The biggest story in the forex market yesterday was the decline in EUR/USD. The currency pair dropped to its weakest level in 7 on growing expectations for ECB easing. Confidence in the Eurozone economy is shaken by the Paris attacks and investors are expressing their concerns about the region’s economy through its currency. In the past month EUR/USD has lost more than 7% of its value and after the attacks in Paris, it could be vulnerable to another 5% decline. Today’s move took EUR/USD beyond its previous multi-month low 1.0674 and as indicated in the chart below, there is no support for the currency pair until 1.0520, the April low. We know that there will be significant support at 1.05 and 1.0460, the 12 year low but beyond that, there is no major support until parity. The forces driving the EUR/USD lower are fundamentally significant and unless these drivers change, the path of least resistance for the pair will be lower. This requires the ECB to move forward with easing monetary policy next month and the Fed to raise interest rates. At this stage, ECB easing is almost certain but we still do not know if the Fed will proceed with a rate hike. France is the second largest economy in the Eurozone and the attacks will have a significant impact on economic confidence, trade and tourism activity. In recent months, France’s economy returned to growth as Germany was slowing but now with the two regional powerhouses both experiencing troubles, the ECB will have no choice but to act.
In contrast the dollar’s broad based gains and the relatively benign move in Treasuries today suggests that investors haven’t given up on the Fed. Even after the disappointing industrial production and NAHB housing market reports, the market believes that the Fed could still raise interest rates. Inflation is a big part of the argument. According to this morning’s consumer price report, inflation is on the rise. Between that and the recovery in labor data, the U.S. central bank could still move forward with policy normalization. We don’t expect tomorrow’s FOMC minutes to pose much threat to the greenback. In fact it should help more than it hurts the U.S. dollar because when they last met, the Fed sounded eager to tighten despite weaker data. Yet with ISIS’ threats, it is still an evolving situation. If there is another attack and capital markets freeze up then a hike is off the table. The most important thing to do right now is to listen to Fed speak. Many policymakers are scheduled to speak this week and the uncertainty about Fed policy makes it extremely important to watch for any changes in views.
Sterling has been surprisingly resilient in the face of U.S. dollar strength and this outperformance can be attributed to EUR/GBP selling. The exodus out of euros has not only benefitted the greenback but also the British pound because the Federal Reserve and the Bank of England are the only 2 central banks thinking about raising interest rates.
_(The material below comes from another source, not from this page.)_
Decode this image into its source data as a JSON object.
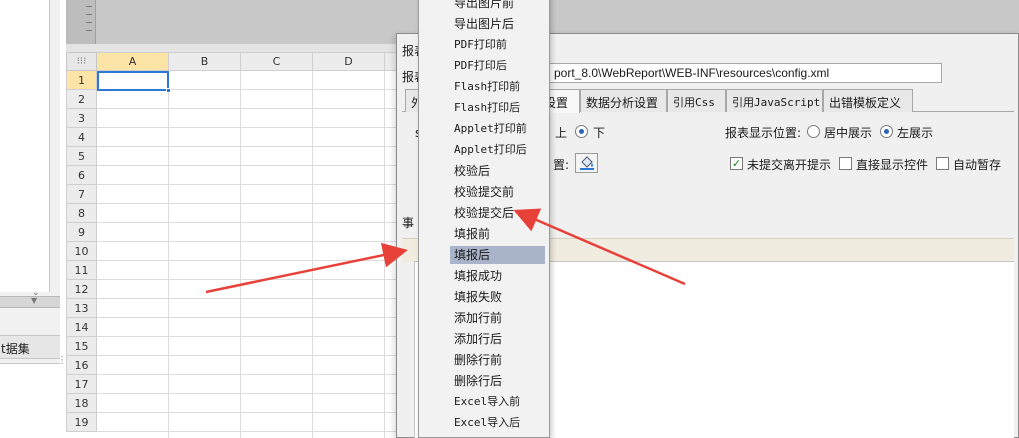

However the BoE is much further away from acting than the Fed. Their Quarterly Inflation Report was extremely dovish even as U.K. data continues to improve. This morning we learned that consumer prices rose 0.1% in the month of October. Of course this increase is nominal and year over year, CPI is still in negative territory. The latest sell-off in EUR/GBP will only make the central bank even less eager to raise interest rates. So while GBP/USD is holding steady for now, it is rolling over and vulnerable to renewed losses.
The New Zealand dollar dropped to a 1 month low today versus the U.S. dollar. Dairy prices declined for the third time in a row by the largest amount since July 2015. The Reserve Bank of New Zealand is not going to be happy with this latest news and expectations for another rate cut should grow. When they last met the RBNZ expressed reservations about the recovery in dairy prices and their caution is now justified. Typically, a drop in dairy prices tends to have continuation and as such we have strong reasons to believe that the New Zealand dollar will continue to fall.
The Australian dollar was the best performing currency today next to the U.S. dollar. What is surprising about the move is that it comes after slightly dovish RBA minutes. According to the Reserve Bank, China, wages and the mining sector remain their primary concerns and low inflation affords scope for further easing. They pointed to stronger employment and consumption but even with this comment, the minutes were hardly hawkish. Nonetheless the market no longer expects the RBA to ease and the lack of surprises in last night’s statement helped to lift the Australian dollar.
USD/CAD traded slightly lower today despite the decline in oil prices. While the currency pair is in striking distance of its September high, we do not expect this level to be broken. There is a significant amount of technical support at $40 a barrel and we believe this support will hold and if we are right, this should help halt the rally in USD/CAD.